▸ What to work on
Go through the records and copy each line where the string "name" occurs.

=== Given data ===

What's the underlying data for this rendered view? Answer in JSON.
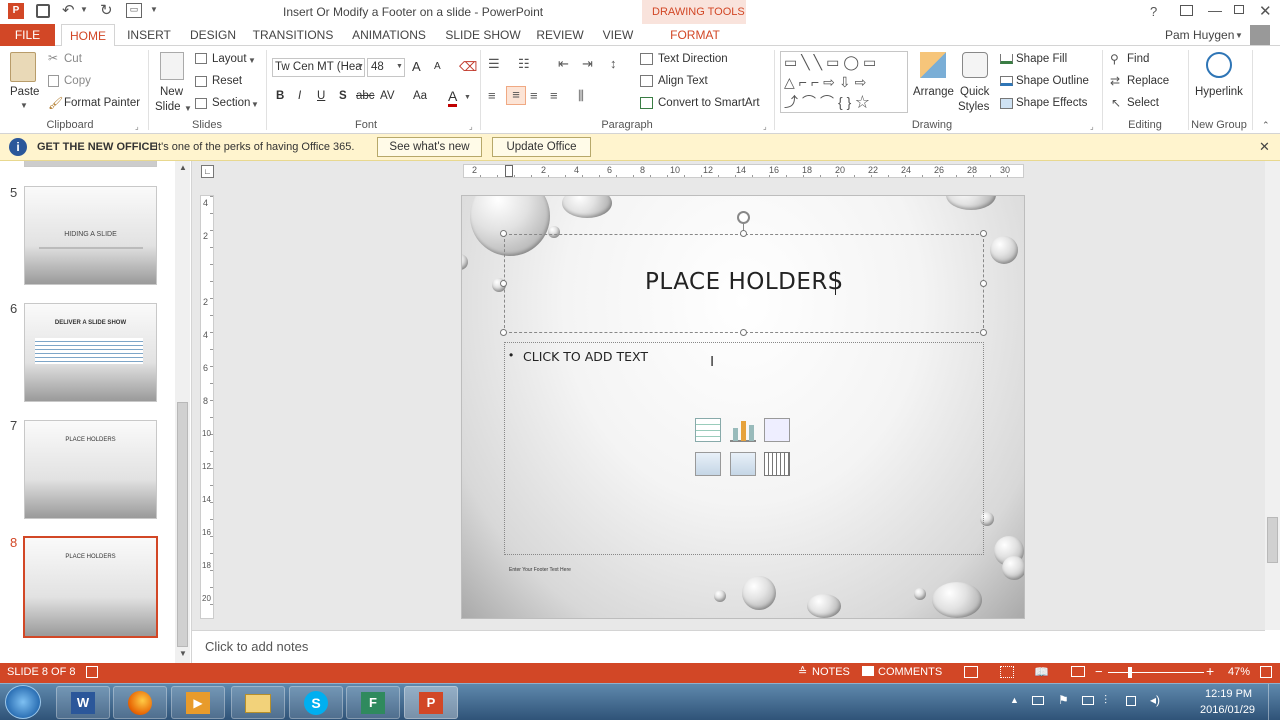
{
  "window": {
    "title": "Insert Or Modify a Footer on a slide - PowerPoint",
    "contextual_group": "DRAWING TOOLS",
    "help": "?",
    "user": "Pam Huygen"
  },
  "tabs": [
    "FILE",
    "HOME",
    "INSERT",
    "DESIGN",
    "TRANSITIONS",
    "ANIMATIONS",
    "SLIDE SHOW",
    "REVIEW",
    "VIEW",
    "FORMAT"
  ],
  "ribbon": {
    "clipboard": {
      "paste": "Paste",
      "cut": "Cut",
      "copy": "Copy",
      "format_painter": "Format Painter",
      "label": "Clipboard"
    },
    "slides": {
      "new_slide_1": "New",
      "new_slide_2": "Slide",
      "layout": "Layout",
      "reset": "Reset",
      "section": "Section",
      "label": "Slides"
    },
    "font": {
      "name": "Tw Cen MT (Hea",
      "size": "48",
      "bold": "B",
      "italic": "I",
      "underline": "U",
      "shadow": "S",
      "strike": "abc",
      "spacing": "AV",
      "case": "Aa",
      "color": "A",
      "grow": "A",
      "shrink": "A",
      "label": "Font"
    },
    "paragraph": {
      "text_direction": "Text Direction",
      "align_text": "Align Text",
      "convert_smartart": "Convert to SmartArt",
      "label": "Paragraph"
    },
    "drawing": {
      "arrange": "Arrange",
      "quick_styles_1": "Quick",
      "quick_styles_2": "Styles",
      "shape_fill": "Shape Fill",
      "shape_outline": "Shape Outline",
      "shape_effects": "Shape Effects",
      "label": "Drawing"
    },
    "editing": {
      "find": "Find",
      "replace": "Replace",
      "select": "Select",
      "label": "Editing"
    },
    "new_group": {
      "hyperlink": "Hyperlink",
      "label": "New Group"
    }
  },
  "infobar": {
    "title": "GET THE NEW OFFICE",
    "message": "It's one of the perks of having Office 365.",
    "see_whats_new": "See what's new",
    "update_office": "Update Office"
  },
  "thumbnails": [
    {
      "num": "5",
      "title": "HIDING A SLIDE"
    },
    {
      "num": "6",
      "title": "DELIVER A SLIDE SHOW"
    },
    {
      "num": "7",
      "title": "PLACE HOLDERS"
    },
    {
      "num": "8",
      "title": "PLACE HOLDERS"
    }
  ],
  "ruler": [
    "2",
    "2",
    "4",
    "6",
    "8",
    "10",
    "12",
    "14",
    "16",
    "18",
    "20",
    "22",
    "24",
    "26",
    "28",
    "30"
  ],
  "vruler": [
    "4",
    "2",
    "2",
    "4",
    "6",
    "8",
    "10",
    "12",
    "14",
    "16",
    "18",
    "20"
  ],
  "slide": {
    "title": "PLACE HOLDERS",
    "bullet": "CLICK TO ADD TEXT",
    "footer": "Enter Your Footer Text Here"
  },
  "notes": {
    "placeholder": "Click to add notes"
  },
  "status": {
    "slide_info": "SLIDE 8 OF 8",
    "notes": "NOTES",
    "comments": "COMMENTS",
    "zoom": "47%",
    "zoom_fraction": 0.47
  },
  "taskbar": {
    "time": "12:19 PM",
    "date": "2016/01/29",
    "apps": [
      "start-orb",
      "word",
      "firefox",
      "media-player",
      "file-explorer",
      "skype",
      "app-f",
      "powerpoint"
    ]
  },
  "colors": {
    "accent": "#d24726",
    "infobar": "#fff4ce",
    "taskbar": "#3b6088"
  }
}
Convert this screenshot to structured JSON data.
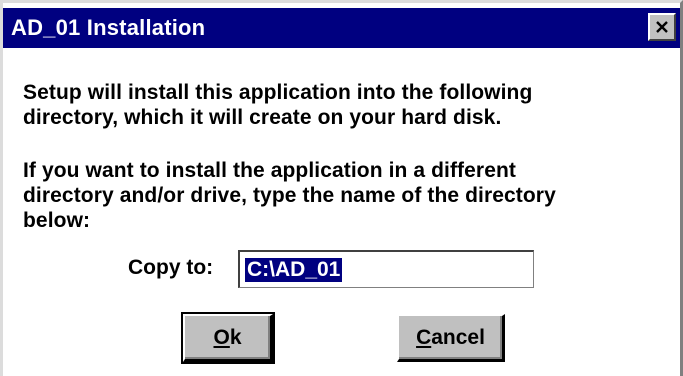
{
  "window": {
    "title": "AD_01 Installation",
    "close_icon": "close-icon"
  },
  "message": {
    "line1": "Setup will install this application into the following",
    "line2": "directory, which it will create on your hard disk.",
    "line3": "If you want to install the application in a different",
    "line4": "directory and/or drive, type the name of the directory",
    "line5": "below:"
  },
  "copy_to": {
    "label": "Copy to:",
    "value": "C:\\AD_01"
  },
  "buttons": {
    "ok_mnemonic": "O",
    "ok_rest": "k",
    "cancel_mnemonic": "C",
    "cancel_rest": "ancel"
  },
  "colors": {
    "titlebar": "#000080",
    "face": "#c0c0c0",
    "selection": "#000080"
  }
}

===

▸ Output below
      "name": "Tw Cen MT (Hea",
    "line4": "directory and/or drive, type the name of the directory",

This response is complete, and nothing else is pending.